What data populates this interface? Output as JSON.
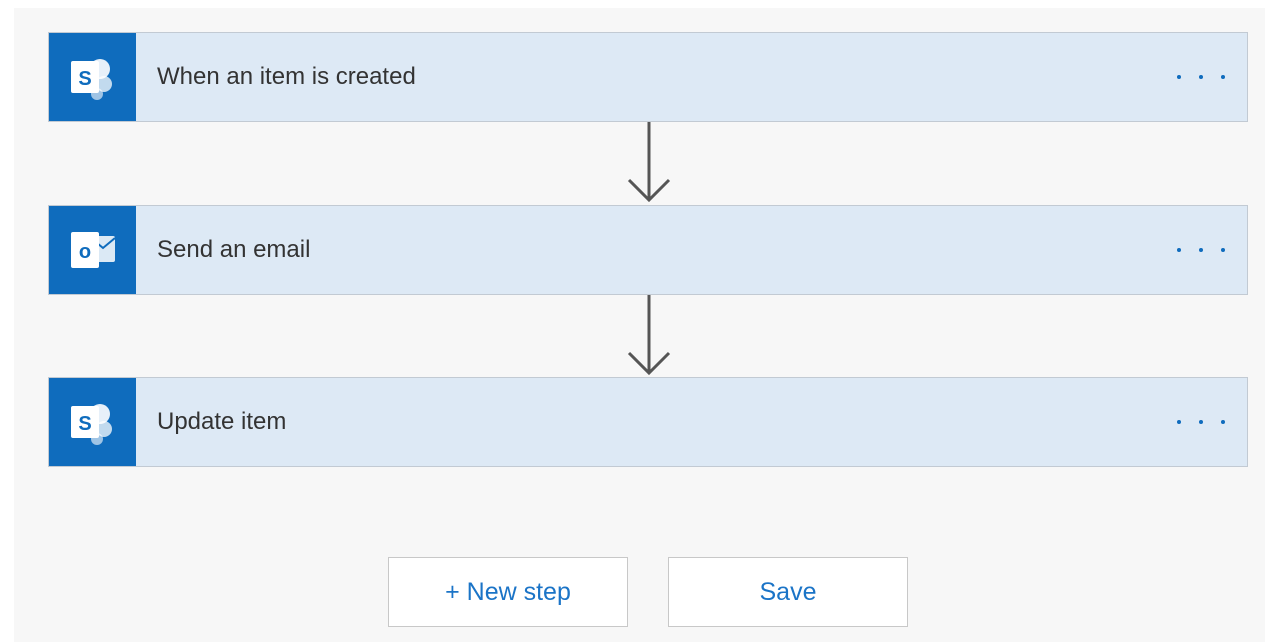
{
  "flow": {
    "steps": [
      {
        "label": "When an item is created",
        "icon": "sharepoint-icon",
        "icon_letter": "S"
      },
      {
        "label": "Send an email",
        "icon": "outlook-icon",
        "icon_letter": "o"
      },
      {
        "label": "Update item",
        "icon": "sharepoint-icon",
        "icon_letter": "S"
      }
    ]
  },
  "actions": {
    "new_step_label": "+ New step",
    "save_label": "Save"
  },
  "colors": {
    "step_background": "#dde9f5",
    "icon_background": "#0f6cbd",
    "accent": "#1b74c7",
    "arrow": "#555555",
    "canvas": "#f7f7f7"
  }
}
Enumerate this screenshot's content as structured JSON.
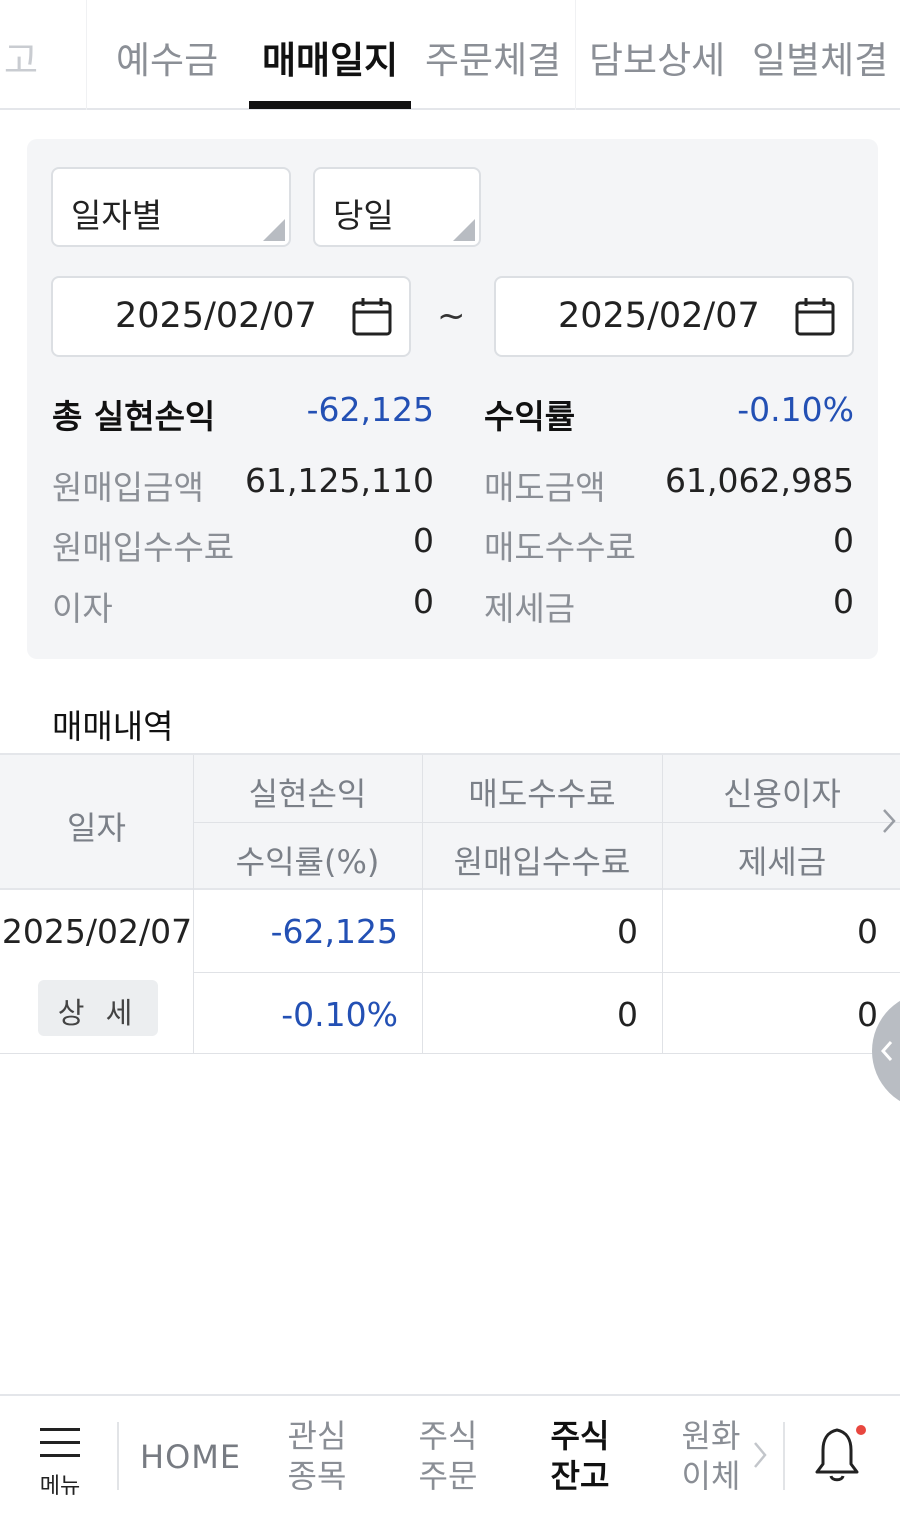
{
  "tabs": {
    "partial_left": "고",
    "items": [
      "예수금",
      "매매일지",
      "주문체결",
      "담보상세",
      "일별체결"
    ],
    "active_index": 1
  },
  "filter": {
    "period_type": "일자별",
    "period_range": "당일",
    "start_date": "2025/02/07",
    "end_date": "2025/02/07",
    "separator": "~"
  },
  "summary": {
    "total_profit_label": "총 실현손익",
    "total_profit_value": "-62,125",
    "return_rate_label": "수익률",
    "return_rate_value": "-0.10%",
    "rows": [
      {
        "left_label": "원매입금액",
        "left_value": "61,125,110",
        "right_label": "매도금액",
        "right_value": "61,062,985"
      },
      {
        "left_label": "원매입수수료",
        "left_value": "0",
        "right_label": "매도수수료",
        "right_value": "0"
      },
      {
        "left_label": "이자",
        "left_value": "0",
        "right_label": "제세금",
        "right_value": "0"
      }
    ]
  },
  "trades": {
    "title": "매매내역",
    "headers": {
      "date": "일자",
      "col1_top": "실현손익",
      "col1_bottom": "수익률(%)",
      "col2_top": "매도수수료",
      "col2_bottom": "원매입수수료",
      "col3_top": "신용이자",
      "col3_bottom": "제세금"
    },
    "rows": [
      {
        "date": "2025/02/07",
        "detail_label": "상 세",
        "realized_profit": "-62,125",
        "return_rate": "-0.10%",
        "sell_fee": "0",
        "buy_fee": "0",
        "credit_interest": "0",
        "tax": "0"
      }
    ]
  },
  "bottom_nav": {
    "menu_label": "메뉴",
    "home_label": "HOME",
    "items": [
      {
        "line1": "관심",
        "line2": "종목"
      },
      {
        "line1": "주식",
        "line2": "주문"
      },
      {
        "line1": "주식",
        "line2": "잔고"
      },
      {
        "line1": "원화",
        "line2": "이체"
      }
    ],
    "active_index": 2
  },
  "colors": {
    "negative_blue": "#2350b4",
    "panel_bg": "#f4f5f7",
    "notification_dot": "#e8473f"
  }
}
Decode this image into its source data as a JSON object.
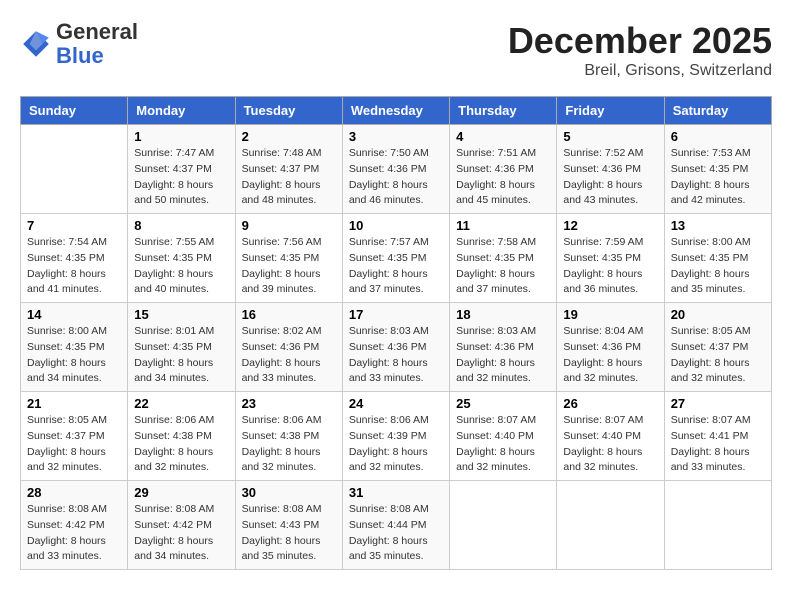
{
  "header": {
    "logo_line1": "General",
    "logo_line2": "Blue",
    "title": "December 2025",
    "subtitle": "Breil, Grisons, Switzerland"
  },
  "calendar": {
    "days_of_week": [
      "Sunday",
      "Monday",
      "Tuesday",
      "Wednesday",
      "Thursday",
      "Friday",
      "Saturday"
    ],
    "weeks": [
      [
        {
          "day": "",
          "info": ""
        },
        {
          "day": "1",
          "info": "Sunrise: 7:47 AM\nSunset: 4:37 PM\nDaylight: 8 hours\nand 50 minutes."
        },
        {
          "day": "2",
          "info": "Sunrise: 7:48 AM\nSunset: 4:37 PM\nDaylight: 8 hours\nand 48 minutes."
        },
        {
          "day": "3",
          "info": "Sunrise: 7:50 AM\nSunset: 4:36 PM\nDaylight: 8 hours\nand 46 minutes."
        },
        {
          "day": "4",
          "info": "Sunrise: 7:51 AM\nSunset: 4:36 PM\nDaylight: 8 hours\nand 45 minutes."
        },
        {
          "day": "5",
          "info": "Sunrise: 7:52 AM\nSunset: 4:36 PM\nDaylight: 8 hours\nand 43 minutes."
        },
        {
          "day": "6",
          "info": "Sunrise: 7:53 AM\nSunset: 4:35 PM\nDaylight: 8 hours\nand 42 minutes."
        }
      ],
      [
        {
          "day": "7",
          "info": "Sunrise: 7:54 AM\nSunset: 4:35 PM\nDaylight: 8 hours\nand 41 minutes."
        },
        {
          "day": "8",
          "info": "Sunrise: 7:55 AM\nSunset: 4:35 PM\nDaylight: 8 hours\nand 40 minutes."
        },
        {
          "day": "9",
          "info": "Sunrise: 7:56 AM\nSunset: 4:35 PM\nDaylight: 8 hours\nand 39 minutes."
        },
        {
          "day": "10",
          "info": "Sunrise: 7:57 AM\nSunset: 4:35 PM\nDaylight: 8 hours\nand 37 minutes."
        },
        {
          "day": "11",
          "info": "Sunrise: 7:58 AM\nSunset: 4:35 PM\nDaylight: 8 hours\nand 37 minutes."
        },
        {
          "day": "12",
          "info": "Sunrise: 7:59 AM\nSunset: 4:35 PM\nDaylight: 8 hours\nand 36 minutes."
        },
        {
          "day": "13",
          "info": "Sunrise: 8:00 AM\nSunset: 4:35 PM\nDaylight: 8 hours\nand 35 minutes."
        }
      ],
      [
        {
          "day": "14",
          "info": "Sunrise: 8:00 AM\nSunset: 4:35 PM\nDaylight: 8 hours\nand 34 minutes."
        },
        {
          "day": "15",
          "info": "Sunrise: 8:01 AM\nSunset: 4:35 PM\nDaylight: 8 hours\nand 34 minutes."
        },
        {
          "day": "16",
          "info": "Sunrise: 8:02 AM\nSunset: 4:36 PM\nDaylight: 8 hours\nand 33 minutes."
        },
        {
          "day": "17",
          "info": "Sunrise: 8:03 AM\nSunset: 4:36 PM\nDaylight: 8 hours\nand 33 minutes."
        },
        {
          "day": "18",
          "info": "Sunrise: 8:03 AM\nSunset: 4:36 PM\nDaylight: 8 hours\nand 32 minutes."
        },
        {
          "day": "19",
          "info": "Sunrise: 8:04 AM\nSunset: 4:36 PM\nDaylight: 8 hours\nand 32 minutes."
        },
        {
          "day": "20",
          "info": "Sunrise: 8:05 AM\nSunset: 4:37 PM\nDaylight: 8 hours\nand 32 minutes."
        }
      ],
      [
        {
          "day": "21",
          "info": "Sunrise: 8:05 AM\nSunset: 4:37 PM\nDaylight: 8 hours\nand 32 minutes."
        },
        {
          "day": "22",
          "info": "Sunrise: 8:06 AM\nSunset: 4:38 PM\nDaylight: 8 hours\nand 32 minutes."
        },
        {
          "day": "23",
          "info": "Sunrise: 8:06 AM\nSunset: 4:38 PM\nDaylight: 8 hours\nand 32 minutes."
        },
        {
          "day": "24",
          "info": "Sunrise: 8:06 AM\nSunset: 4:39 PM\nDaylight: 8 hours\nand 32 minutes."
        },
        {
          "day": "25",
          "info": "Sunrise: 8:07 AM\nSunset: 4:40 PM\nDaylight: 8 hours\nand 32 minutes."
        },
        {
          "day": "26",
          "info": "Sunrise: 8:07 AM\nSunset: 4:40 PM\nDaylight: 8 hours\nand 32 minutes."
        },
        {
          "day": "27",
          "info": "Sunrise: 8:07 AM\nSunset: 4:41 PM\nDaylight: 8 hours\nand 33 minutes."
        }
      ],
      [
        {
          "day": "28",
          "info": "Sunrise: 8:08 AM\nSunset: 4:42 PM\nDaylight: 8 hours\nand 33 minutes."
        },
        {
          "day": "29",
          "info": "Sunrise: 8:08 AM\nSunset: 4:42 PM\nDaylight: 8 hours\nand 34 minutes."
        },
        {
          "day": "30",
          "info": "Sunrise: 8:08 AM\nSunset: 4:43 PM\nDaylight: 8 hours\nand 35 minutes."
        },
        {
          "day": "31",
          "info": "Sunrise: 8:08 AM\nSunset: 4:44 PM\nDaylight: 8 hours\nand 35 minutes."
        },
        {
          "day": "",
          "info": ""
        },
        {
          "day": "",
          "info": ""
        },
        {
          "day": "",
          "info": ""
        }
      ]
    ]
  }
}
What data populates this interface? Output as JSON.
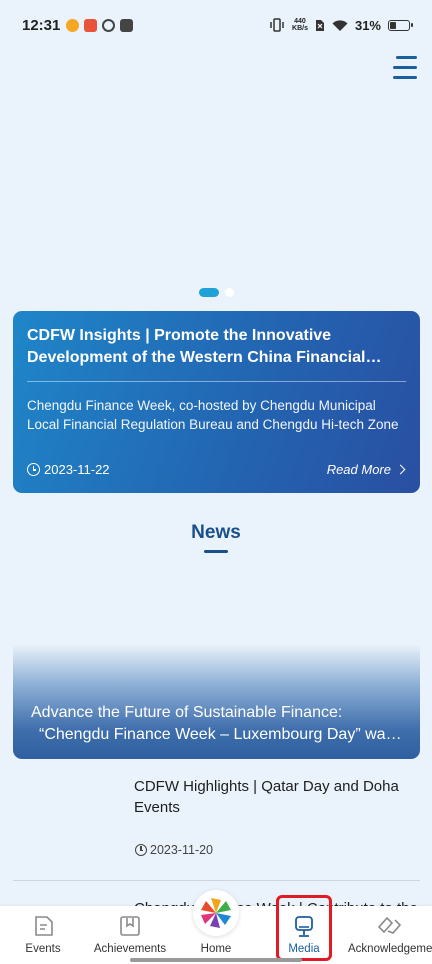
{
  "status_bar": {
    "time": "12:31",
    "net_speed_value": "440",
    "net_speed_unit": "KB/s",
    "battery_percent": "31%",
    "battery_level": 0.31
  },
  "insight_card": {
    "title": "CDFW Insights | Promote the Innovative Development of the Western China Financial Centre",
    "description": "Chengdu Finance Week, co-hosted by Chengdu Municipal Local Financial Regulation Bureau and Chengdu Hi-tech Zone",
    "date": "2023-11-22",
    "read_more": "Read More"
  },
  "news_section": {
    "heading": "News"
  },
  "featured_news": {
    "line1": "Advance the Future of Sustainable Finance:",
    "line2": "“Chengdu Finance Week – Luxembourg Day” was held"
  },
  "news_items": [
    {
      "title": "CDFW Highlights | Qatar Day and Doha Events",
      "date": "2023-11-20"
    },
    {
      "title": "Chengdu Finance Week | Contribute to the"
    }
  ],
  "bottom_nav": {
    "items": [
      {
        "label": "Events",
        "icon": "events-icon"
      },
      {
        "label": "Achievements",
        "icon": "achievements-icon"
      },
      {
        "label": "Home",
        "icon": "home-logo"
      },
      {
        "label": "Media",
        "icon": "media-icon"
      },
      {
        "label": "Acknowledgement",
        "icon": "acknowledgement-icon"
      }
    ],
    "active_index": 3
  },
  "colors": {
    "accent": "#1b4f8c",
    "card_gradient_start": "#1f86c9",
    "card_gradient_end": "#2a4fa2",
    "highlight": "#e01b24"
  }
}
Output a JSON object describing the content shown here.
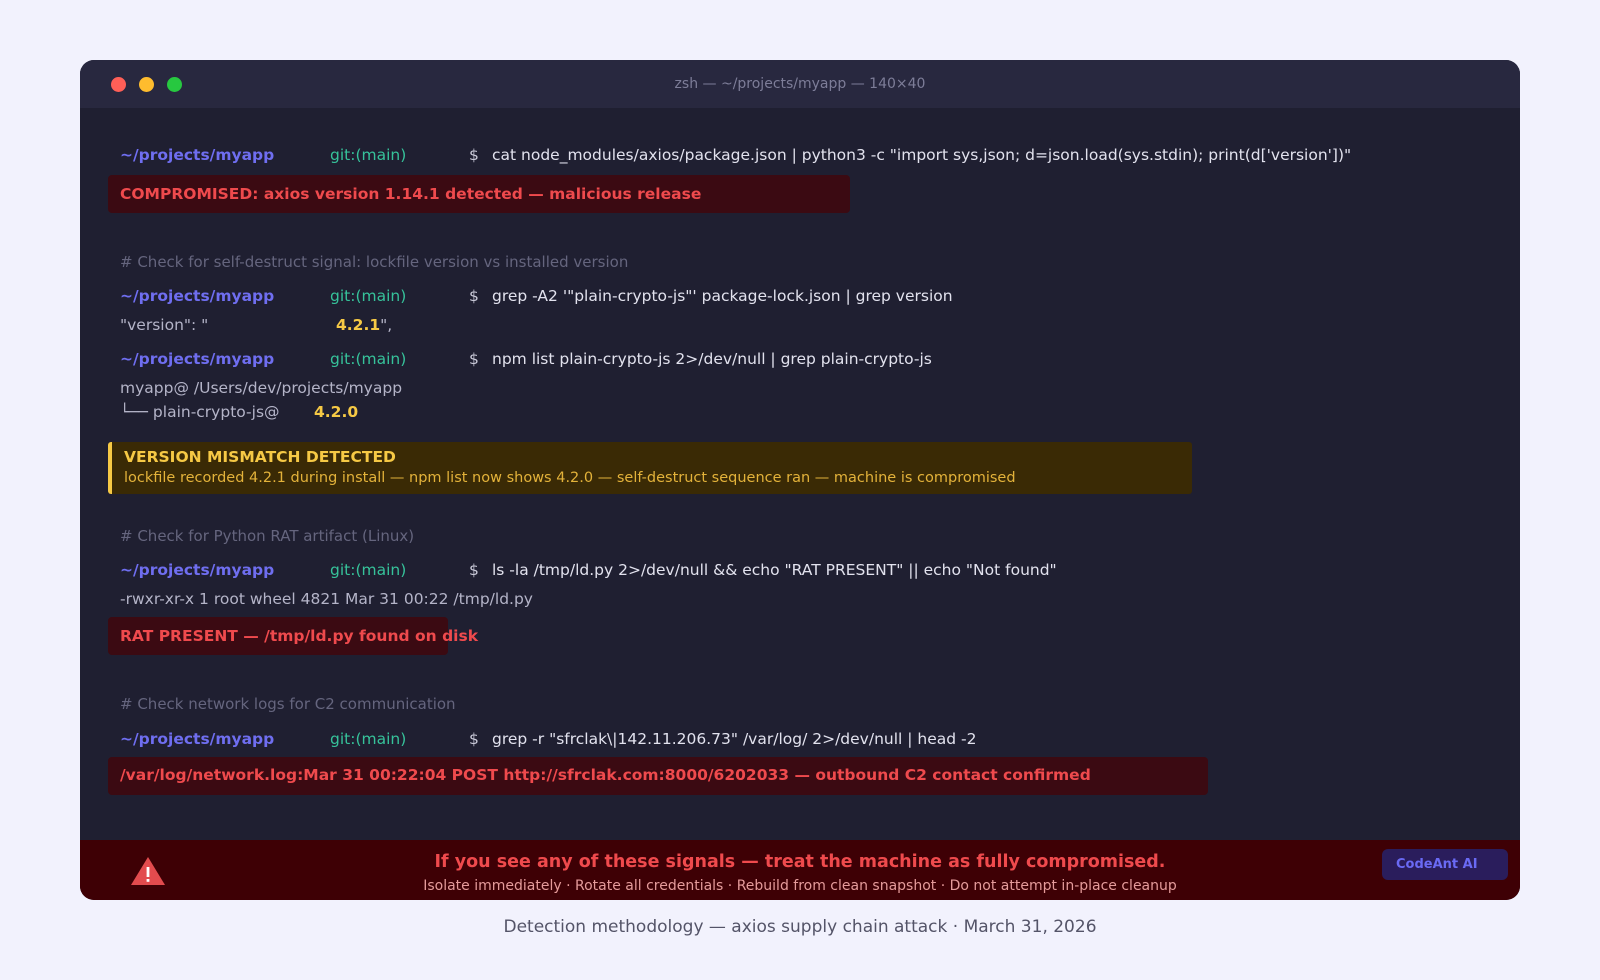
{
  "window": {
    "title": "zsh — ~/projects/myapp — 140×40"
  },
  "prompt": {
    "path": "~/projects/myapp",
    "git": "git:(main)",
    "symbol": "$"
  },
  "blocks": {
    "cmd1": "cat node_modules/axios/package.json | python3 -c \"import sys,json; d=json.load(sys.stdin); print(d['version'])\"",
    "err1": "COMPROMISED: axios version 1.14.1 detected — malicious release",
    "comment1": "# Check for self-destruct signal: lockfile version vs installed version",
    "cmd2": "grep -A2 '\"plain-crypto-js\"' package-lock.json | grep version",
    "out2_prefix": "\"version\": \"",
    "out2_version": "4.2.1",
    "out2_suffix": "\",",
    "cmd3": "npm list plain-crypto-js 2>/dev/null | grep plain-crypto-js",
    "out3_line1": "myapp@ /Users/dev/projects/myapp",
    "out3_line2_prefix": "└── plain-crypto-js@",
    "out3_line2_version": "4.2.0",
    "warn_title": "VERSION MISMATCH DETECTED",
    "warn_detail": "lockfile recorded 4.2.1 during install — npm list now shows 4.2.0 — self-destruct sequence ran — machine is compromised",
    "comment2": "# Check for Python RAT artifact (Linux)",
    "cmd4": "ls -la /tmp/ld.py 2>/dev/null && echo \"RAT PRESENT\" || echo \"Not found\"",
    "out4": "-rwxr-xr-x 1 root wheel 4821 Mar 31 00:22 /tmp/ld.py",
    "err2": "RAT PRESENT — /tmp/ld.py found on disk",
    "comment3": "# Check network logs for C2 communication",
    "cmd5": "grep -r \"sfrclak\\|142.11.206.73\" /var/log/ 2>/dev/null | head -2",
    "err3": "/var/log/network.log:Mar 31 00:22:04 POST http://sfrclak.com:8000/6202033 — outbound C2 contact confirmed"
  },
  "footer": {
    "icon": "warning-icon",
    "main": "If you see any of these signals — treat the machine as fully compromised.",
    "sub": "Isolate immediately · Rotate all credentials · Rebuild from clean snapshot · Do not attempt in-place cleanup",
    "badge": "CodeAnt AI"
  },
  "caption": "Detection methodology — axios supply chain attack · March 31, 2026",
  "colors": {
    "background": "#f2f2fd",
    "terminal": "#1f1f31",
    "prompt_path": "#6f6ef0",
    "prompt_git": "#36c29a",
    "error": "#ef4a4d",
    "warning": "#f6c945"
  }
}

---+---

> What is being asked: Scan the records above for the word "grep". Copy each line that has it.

> Result for this task:
    "cmd2": "grep -A2 '\"plain-crypto-js\"' package-lock.json | grep version",
    "cmd3": "npm list plain-crypto-js 2>/dev/null | grep plain-crypto-js",
    "cmd5": "grep -r \"sfrclak\\|142.11.206.73\" /var/log/ 2>/dev/null | head -2",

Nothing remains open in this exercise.